Why I Left My Job (And What Comes Next)

Yesterday I parted ways with the company I have been with for the better part of the past year. My role with this organization was my first step in a return to the professional workforce after leaving the alcohol industry and giving up drinking last year, and I could not be more grateful for the opportunities I've had and the leadership I have benefited from throughout my employment there.

My decision to move on stems, as many decisions I make seem to, from a deep desire to make changes in my life that I have previously been too afraid to make. There was a catalyst of sorts that forced me to answer the questions that I have been asking myself for months now; questions such as “what am I doing here?” and “am I truly committed to this company and its goals?”

The answer, unfortunately, is no. I am not 100% committed to the goals of the organization I have been working for (although I believe that they are noble and important goals), and what I have been doing is allowing fear to govern the decisions I make about how I will live my life.

When I look at the struggles I have faced in overcoming depression and alcohol addiction I am overwhelmed by just how fortunate I have been to have access to so many resources and support structures.
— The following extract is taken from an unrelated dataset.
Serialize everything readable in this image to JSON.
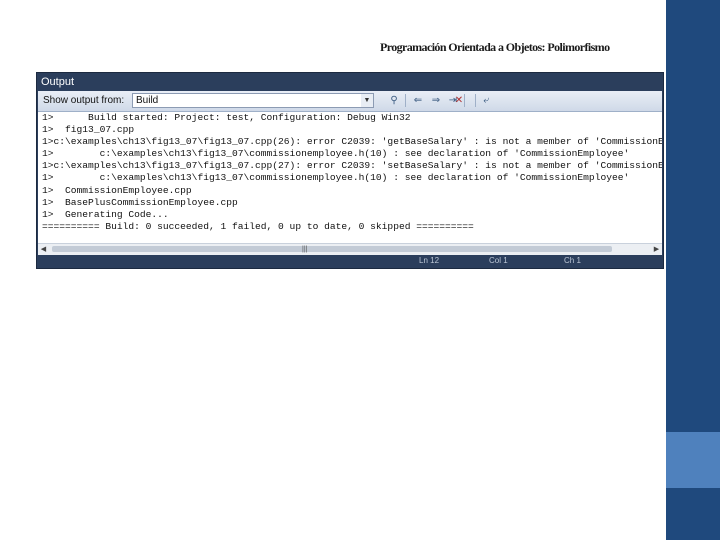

I feel a strong sense of obligation to use my experience to meet others where they are at and help them to face their own struggles. Every day I spend not working towards that goal feels like a day wasted, and I have become increasingly frustrated with myself for letting my fear of the possibility of reduced income and the unknown stand in the way of chasing and embracing a career in which I can have a real and positive effect.

The way we talk about mental illness and addictions in this city, this province, and this country needs to shift and I am ready to embrace my role in changing that conversation. Am I worried about what will happen in my life as I move forward in figuring all of this out? Of course, but I am also excited by the possibility of living up to my potential and having a real impact on making the lives of those who are struggling more manageable.

So, with all of this in mind, I have begun reaching out to my network for support and guidance as I decide what comes next. Friends of friends who are already working in the realm of mental health and addictions have been kind enough to answer my questions and lend me their insight, and I welcome anyone to contact me with information that might help me in making this transition. For now I will be looking for part time work as I gear up to accelerate the completion of my bachelor’s degree (almost done!) and am also in the market for volunteer opportunities where I can learn more about the field and begin to make a more substantial impact.

Things are about to get interesting.